Organization: School is in — drive smart
Published 9:49 am Wednesday, September 1, 2010
With school back in session and school buses out and about, the safety of the children on the roads is an important issue. Even for people who don’t have children in school, safety is everyone’s responsibility.
Safe kids USA is an organization that focuses on preventing childhood injuries and death, and it offered these tips on its Web site:
Slow down and be especially alert in the residential neighborhoods and school zones
Take extra time to look for children at intersections, on medians and on curbs
Enter and exit driveways and alleys slowly and carefully
Watch for children on and near the road in the morning and after school hours
Reduce any distractions inside your car so you can concentrate on the road and your surroundings. Put down your phone and don’t talk or text while driving
They should cross the street with an adult until they are at least 10 years old
Cross the street at corners, using traffic signals and crosswalks
Never run out into the streets or cross in between parked cars
Make sure they always walk in front of the bus where the driver can see them
Norma Browning is a school bus driver for Ironton City Schools and has been a bus driver for 35 years.

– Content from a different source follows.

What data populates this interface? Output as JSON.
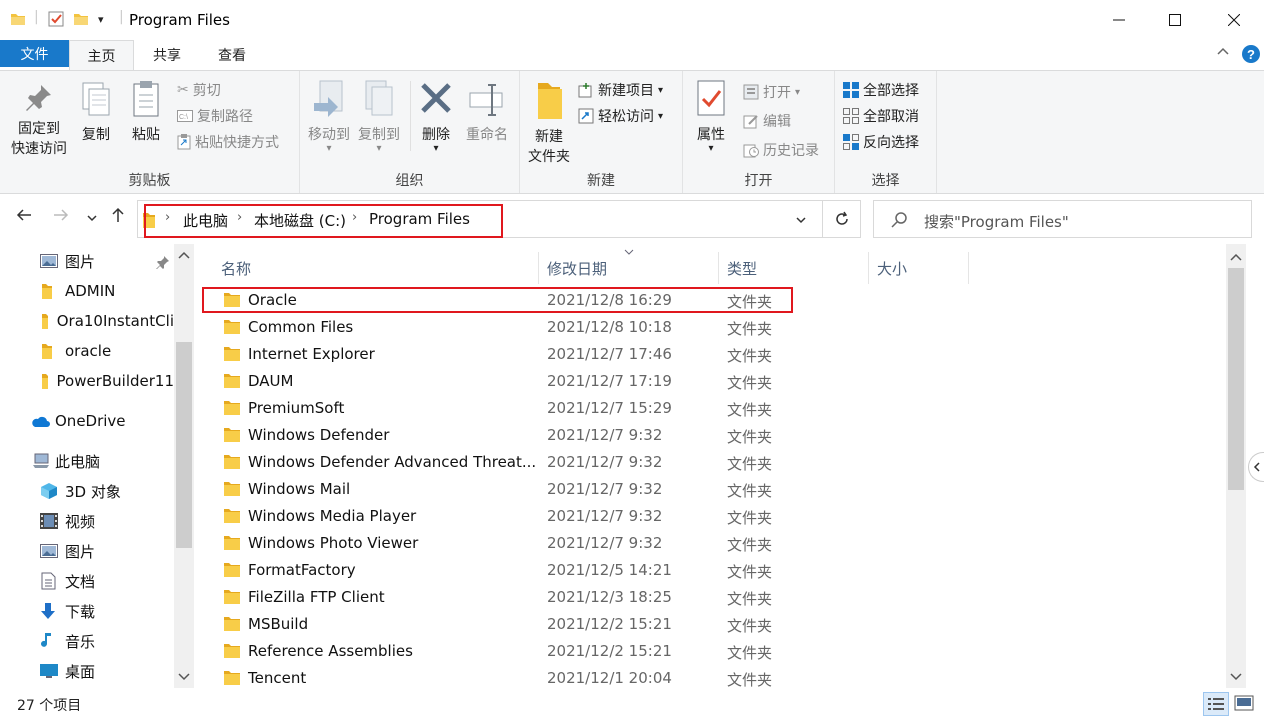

She said it usually takes some time for people to remember the safety measures needed during the school years, but it comes down to a couple of simple things.
“I think your main thing is to just follow the laws and be patient,” Browning said.
Proctorville Police Chief Bill Murphy said that it seems like people think it’s an inconvenience to have to stop for school buses.
“We haven’t issued any citations yet (this school year), but it’s a major problem,” Murphy said. “We get complaints about people not stopping for buses or at stop signs.”
Murphy said the Proctorville Police Department sends officers out to watch bus stops or to follow a bus on its route to ensure laws are being followed and safety is being maintained.
It’s also important to remember that both lanes of traffic need to stop when a bus is letting children off. Murphy said this even applies to three-lane roads, when there is a turning lane.
Children are also being taught and reminded of how to stay safe when traveling to or from school.
Browning said there is a bus safety program at school to teach the students how to be safe when going to or getting home from school, and that, for the most part, the students do well with bus safety.
“The younger ones- we have to keep after them for a while,” Browning said.
Murphy’s advice for the students is to stay away from the edge of the street.
“You don’t want kids standing close to the roadways,” Murphy said. He said to remember to wait until the stop sign is out, and look for the bus driver’s hand signals for when to stop and go.